Lloyd Higuera, owner KGVM Radio in Gardnerville, has been announcing the parade for 17 years. He said he appreciates the quaint nature of the parade.
“This is a small-town event, not a high-powered glitz parade,” he said. “You see your friends and neighbors and when you know those on the float you can make off-the-cuff comments.”
This year’s theme was “luau in the valley.” Floats adorned with grass skirts, hula girls, leis, parrots, sand and exotic flowers, traveled from the Minden Park to Lampe Park.EThe parade had more than 100 floats.E

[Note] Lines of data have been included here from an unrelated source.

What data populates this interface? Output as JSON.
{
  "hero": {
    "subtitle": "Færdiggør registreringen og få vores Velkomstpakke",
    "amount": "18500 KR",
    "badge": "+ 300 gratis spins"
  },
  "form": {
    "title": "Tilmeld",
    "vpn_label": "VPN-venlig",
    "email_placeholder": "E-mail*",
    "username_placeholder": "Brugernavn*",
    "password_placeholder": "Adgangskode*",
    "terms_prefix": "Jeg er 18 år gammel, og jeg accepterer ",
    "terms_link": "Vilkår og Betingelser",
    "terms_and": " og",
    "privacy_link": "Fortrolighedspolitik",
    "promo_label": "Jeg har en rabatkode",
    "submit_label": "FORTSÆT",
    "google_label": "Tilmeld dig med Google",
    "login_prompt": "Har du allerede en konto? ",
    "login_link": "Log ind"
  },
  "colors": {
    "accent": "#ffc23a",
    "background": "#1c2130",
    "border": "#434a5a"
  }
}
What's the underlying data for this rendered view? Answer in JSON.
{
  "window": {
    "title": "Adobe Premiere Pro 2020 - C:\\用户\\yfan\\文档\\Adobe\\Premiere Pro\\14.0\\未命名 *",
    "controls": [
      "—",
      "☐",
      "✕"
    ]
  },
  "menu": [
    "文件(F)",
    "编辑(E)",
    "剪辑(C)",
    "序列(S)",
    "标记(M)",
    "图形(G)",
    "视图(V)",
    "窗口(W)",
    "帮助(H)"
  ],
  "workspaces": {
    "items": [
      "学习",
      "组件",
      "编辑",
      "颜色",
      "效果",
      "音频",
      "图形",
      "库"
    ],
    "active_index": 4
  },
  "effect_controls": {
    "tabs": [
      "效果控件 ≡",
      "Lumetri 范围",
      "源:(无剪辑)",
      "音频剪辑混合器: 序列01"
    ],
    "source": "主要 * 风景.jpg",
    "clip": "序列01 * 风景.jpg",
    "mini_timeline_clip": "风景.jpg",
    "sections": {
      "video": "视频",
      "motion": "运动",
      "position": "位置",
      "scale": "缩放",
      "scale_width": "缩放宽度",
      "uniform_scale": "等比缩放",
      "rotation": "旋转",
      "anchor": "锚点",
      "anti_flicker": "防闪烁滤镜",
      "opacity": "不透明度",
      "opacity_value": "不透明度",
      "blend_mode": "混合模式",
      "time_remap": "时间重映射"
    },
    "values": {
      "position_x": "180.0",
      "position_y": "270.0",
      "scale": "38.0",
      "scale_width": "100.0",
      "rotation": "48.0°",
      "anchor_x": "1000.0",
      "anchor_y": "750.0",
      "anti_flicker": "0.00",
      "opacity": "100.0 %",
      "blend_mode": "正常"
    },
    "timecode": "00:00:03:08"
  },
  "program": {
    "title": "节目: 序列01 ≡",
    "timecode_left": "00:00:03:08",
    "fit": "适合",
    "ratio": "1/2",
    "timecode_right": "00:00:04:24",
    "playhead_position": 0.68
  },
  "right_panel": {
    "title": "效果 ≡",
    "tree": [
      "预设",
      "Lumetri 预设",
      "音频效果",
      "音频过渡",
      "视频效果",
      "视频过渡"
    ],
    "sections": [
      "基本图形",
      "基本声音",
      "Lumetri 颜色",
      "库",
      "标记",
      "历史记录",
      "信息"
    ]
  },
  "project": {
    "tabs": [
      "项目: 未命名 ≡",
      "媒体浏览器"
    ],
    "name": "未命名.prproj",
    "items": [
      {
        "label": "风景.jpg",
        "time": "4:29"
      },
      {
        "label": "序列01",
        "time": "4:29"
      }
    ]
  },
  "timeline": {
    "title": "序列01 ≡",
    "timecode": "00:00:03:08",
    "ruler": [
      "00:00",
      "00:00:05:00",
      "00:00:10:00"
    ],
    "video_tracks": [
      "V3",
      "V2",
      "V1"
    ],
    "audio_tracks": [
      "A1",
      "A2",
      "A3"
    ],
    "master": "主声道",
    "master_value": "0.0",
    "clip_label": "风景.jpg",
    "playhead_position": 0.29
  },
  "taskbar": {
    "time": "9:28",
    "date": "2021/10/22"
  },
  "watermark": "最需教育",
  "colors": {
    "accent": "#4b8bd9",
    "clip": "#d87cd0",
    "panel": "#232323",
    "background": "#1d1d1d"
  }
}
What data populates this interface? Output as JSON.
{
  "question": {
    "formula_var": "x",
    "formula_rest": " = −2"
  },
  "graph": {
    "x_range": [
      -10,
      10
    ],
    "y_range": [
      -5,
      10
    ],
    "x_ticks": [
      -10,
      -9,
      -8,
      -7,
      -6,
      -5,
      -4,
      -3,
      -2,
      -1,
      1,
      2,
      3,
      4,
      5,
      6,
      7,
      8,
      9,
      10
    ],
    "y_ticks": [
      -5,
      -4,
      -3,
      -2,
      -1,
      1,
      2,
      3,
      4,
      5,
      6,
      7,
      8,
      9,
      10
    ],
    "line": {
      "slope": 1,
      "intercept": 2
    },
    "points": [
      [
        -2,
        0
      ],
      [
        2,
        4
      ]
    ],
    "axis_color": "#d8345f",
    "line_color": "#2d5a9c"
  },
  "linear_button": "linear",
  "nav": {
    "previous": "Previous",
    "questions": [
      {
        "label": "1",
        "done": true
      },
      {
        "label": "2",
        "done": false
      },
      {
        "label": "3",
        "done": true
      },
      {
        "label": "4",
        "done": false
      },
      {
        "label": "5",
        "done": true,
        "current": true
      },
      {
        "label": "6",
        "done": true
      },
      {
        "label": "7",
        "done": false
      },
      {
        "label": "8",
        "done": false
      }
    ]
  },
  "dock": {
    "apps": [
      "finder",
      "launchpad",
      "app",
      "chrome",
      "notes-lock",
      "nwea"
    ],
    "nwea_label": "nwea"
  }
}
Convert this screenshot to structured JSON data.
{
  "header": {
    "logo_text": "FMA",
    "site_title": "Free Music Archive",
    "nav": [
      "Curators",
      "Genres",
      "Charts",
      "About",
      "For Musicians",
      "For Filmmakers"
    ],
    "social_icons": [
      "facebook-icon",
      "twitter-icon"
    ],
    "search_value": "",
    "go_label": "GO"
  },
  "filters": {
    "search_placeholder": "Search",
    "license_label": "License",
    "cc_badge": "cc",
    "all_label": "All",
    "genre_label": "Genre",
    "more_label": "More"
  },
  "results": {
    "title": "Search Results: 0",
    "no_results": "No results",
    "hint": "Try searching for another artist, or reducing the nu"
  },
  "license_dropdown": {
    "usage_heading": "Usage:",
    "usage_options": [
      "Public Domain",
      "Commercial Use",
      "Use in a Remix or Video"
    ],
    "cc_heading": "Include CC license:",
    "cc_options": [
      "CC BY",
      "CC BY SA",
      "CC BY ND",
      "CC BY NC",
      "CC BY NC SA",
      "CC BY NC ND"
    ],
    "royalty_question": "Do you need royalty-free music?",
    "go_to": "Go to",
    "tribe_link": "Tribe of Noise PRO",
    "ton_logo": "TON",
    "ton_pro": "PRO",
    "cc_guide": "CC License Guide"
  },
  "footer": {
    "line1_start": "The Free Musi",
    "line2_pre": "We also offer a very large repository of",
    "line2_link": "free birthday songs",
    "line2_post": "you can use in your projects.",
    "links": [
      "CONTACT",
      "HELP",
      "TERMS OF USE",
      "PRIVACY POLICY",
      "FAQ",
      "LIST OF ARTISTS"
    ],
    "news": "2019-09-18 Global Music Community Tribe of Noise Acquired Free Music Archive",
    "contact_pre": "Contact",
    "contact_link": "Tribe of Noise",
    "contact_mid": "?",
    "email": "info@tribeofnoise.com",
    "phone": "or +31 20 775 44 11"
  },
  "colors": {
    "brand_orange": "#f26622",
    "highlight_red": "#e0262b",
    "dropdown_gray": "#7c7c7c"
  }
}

Teenagers attacked each other with streams of silly string and shaving cream. Children collected candy and leis, being thrown from nearly every float.
“The parade is the best part, but I like the things at the park and all the silly string,” said Abigail Ford, a six-year-old who collected a grocery bag full of goodies.
The Society for Preservation of Lawn Art Statues won the award for the best float in the miscellaneous category. Dozens of pink flamingos and other popular yard statues adorned their vehicle. They shouted their motto, “Lawn art rules,” as members marched through the street.
Renea Louie was grand marshal of the parade. She received the 20-30 Club’s Citizen of the Year award.
Pridhim said he hopes to raise more than $80,000 during the weekend. All the funds will help give underprivileged children a chance to play team sports, he added.
“Every year I have tried to make Carson Valley Days the best ever and I might succeed my goal this year,” said Pridhim, who has been planning the weekend for seven months. “When you put your heart into it you should expect outrageous results.”
a Non commercial – Douglas County Employees
a Commercial- West Coast Martial Arts
a Service club- Sierra Nevada Active 20-30 Women’s Club
a Non Service club- Sierra Sagebrush Flyers
a Youth Group- Carson Valley Girls’ Softball Association
a Marching Band/Musical Entry – Carson Valley Bands
a Marching/Drill Team Unit – Mountain Warfare Color Guard
a Antique Vehicle – Valley Cruisers Car Club
a Engine Company- Fish Springs Volunteer Fire Department
a Miscellaneous- Lawn Art Rules
a Large Hitch (3+) Horse/Mule Drawn – Wells Fargo Bank
a Mounted Group, Uniformed club/service group – Douglas County 4H
a Best Dressed Cowboy/Cowgirl (18 and over) – Douglas County Jr.
E Rodeo Queen Rebecca Trute
a Best Dressed Cowboy/Cowgirl (17 and under) – Catelyn and Hunter Carver